Top of TASK DATA

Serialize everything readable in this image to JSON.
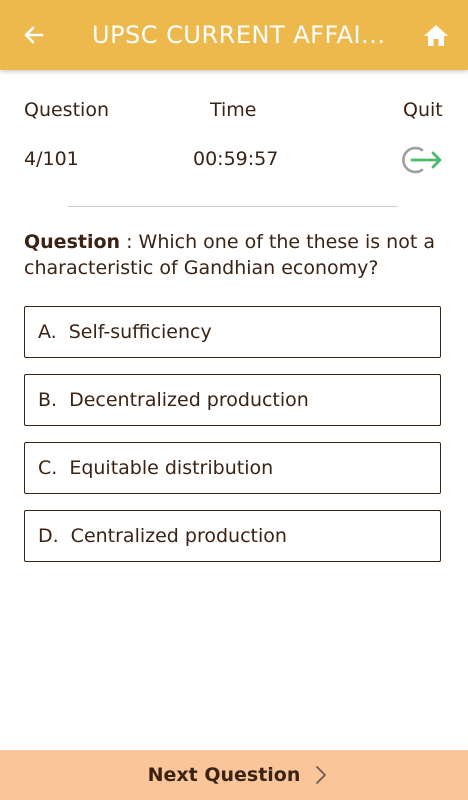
{
  "appbar": {
    "title": "UPSC CURRENT AFFAI...",
    "back_icon": "arrow-left-icon",
    "home_icon": "home-icon"
  },
  "stats": {
    "question_label": "Question",
    "time_label": "Time",
    "quit_label": "Quit",
    "question_value": "4/101",
    "time_value": "00:59:57",
    "quit_icon": "exit-arrow-icon"
  },
  "question": {
    "label": "Question",
    "separator": " : ",
    "text": "Which one of the these is not a characteristic of Gandhian economy?"
  },
  "options": [
    {
      "letter": "A.",
      "text": "Self-sufficiency"
    },
    {
      "letter": "B.",
      "text": "Decentralized production"
    },
    {
      "letter": "C.",
      "text": "Equitable distribution"
    },
    {
      "letter": "D.",
      "text": "Centralized production"
    }
  ],
  "footer": {
    "next_label": "Next Question",
    "next_icon": "chevron-right-icon"
  },
  "colors": {
    "appbar": "#eeb94c",
    "text": "#3b2314",
    "footer": "#fbc59a",
    "quit_arrow": "#4cbb6c",
    "quit_ring": "#9e9e9e"
  }
}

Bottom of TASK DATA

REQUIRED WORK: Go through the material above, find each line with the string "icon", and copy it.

TASK OUTPUT:
    "back_icon": "arrow-left-icon",
    "home_icon": "home-icon"
    "quit_icon": "exit-arrow-icon"
    "next_icon": "chevron-right-icon"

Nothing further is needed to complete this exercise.